When Martin Brown was asked how much adult education helped him prepare for his future, he replied, "A great deal. Prior to studying at Bakersfield Adult School (BAS), I attended Porterville Adult School. At the time I was working in restaurant management and would have been content to make that a career, but the restaurant chain I worked for had financial trouble and eventually closed. The Tulare Employment Development Office offered retraining opportunities to the restaurant's employees. One of the options was healthcare. I really never gave a thought to making a career in healthcare, but I did know something about it because my mom was a nurse and other people in my family were in healthcare, so I was exposed to it while I was growing up."
Adult education gave Martin a chance to change careers. After completing the Nurse Assistant program at Porterville Adult School and being licensed by the State, he started working at a small nursing home in Shafter. "That was in 1999 and I've been at this center ever since."
"In 2003, I became the activity director for the center," says Martin. "I soon realized the job wasn't medical enough. I wanted to be more on the medical side. I had always said I would 'never be a nurse' but the longer I was a nurse assistant the more connected to healthcare, especially geriatrics, I became."
Two things happened in early 2003 to spur Martin on to the next rung on the ladder of his healthcare career. Bakersfield Adult School was just starting its first Vocational Nurse (VN) Program that fall, and one of his co-workers was registered in the program.
"This was the answer to my prayers," says Martin. "I looked into going to Bakersfield College, but their classes didn't fit in with my work schedule, and I had to work to support myself. At BAS the classes were designed to work around my schedule."
There was a big hurdle to overcome, however; taking care of the prerequisites for starting the VN program. Over the course of just a few short months, Martin had to complete all the prerequisites while working full time. "Studying was – and still is – my life," recalls Martin. "Getting into the VN program was a goal that I had and this [taking the prerequisites] was what I had to do to achieve my goal. I had to do the work."

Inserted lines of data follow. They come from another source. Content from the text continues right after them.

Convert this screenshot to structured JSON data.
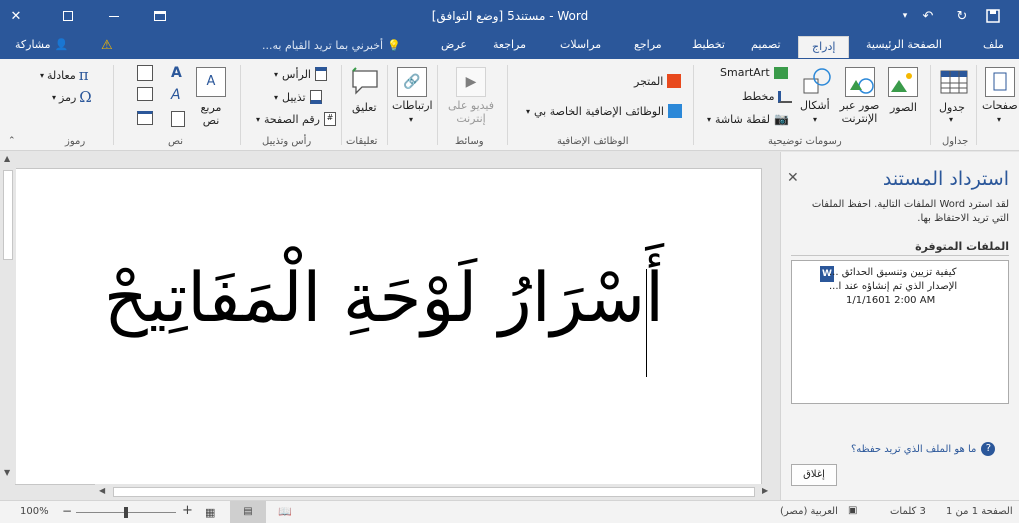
{
  "window": {
    "title": "مستند5 [وضع التوافق] - Word",
    "share_label": "مشاركة",
    "tell_me_placeholder": "أخبرني بما تريد القيام به..."
  },
  "tabs": [
    "ملف",
    "الصفحة الرئيسية",
    "إدراج",
    "تصميم",
    "تخطيط",
    "مراجع",
    "مراسلات",
    "مراجعة",
    "عرض"
  ],
  "active_tab": "إدراج",
  "ribbon": {
    "pages": {
      "label": "صفحات"
    },
    "tables": {
      "table_label": "جدول",
      "group": "جداول"
    },
    "illustrations": {
      "pictures": "الصور",
      "online_pictures": "صور عبر الإنترنت",
      "shapes": "أشكال",
      "smartart": "SmartArt",
      "chart": "مخطط",
      "screenshot": "لقطة شاشة",
      "group": "رسومات توضيحية"
    },
    "addins": {
      "store": "المتجر",
      "my_addins": "الوظائف الإضافية الخاصة بي",
      "group": "الوظائف الإضافية"
    },
    "media": {
      "online_video": "فيديو على إنترنت",
      "group": "وسائط"
    },
    "links": {
      "label": "ارتباطات"
    },
    "comments": {
      "comment": "تعليق",
      "group": "تعليقات"
    },
    "header_footer": {
      "header": "الرأس",
      "footer": "تذييل",
      "page_number": "رقم الصفحة",
      "group": "رأس وتذييل"
    },
    "text": {
      "text_box": "مربع نص",
      "group": "نص"
    },
    "symbols": {
      "equation": "معادلة",
      "symbol": "رمز",
      "group": "رموز"
    }
  },
  "document": {
    "text": "أَسْرَارُ لَوْحَةِ الْمَفَاتِيحْ"
  },
  "recovery_pane": {
    "title": "استرداد المستند",
    "description": "لقد استرد Word الملفات التالية. احفظ الملفات التي تريد الاحتفاظ بها.",
    "available_files_label": "الملفات المتوفرة",
    "file": {
      "name": "كيفية تزيين وتنسيق الحدائق ...",
      "version": "الإصدار الذي تم إنشاؤه عند آ...",
      "time": "1/1/1601 2:00 AM"
    },
    "help_link": "ما هو الملف الذي تريد حفظه؟",
    "close_button": "إغلاق"
  },
  "status_bar": {
    "page": "الصفحة 1 من 1",
    "words": "3 كلمات",
    "language": "العربية (مصر)",
    "zoom": "100%",
    "zoom_level": 1.0
  },
  "colors": {
    "accent": "#2b579a",
    "warning": "#f5b800"
  }
}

Two teachers stand out in Martin's recollection of the VN program; Carolyn Santiago, his clinical instructor, and Kathleen Bruce, who taught the Anatomy and Physiology class. "Both were excellent and demanding, but they had very different teaching styles. Ms. Santiago was very nurturing and walked with you every step of the way. Ms. Bruce was up front and let us know right away that she was demanding and expected us to do our best in her class." Each teacher in her own way inspired Martin to give 110% to his studies.
Martin credits adult education and studies in health for making him more responsible and to look at people at a different level. "I find I am more compassionate, and this is especially important when working with older patients."

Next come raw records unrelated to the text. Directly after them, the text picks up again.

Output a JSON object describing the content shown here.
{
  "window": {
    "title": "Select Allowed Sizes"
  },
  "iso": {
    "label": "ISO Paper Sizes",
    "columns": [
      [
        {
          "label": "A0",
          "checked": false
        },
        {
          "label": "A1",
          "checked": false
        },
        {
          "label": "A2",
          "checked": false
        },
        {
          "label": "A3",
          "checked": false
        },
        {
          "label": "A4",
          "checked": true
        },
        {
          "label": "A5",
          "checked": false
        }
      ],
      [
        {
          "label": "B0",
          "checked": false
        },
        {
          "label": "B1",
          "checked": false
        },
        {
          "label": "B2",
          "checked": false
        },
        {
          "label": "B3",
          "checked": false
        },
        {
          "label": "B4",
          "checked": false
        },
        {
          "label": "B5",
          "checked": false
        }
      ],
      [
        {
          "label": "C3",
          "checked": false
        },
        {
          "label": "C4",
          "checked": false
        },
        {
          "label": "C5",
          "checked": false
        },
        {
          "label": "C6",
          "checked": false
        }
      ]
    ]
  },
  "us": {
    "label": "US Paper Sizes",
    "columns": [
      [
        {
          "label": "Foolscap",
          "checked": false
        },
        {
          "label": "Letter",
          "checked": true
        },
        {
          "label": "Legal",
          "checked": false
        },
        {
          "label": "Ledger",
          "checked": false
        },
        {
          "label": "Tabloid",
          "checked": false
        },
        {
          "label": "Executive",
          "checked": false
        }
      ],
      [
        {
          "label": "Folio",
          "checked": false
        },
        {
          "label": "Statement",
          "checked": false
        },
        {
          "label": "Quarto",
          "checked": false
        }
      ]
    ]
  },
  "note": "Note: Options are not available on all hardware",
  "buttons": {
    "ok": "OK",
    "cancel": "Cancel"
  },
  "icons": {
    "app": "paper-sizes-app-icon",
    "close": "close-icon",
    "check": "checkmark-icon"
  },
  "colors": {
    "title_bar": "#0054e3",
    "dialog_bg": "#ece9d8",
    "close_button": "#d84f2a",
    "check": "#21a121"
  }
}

Today, Martin is the Director of Staff Development for the nursing facility. A recent change in job descriptions requires that he become a registered nurse, so he finds himself on the next rung of the ladder. However, instead of taking an RN class, he's decided to earn a Bachelor's degree in nursing, which will open more doors for him in the future. He laughs and says, "Who knows, I might find myself teaching a class in BAS's VN program. At our graduation, one of the BAS administrators suggested I come back some time to teach at the adult school and I just might do that."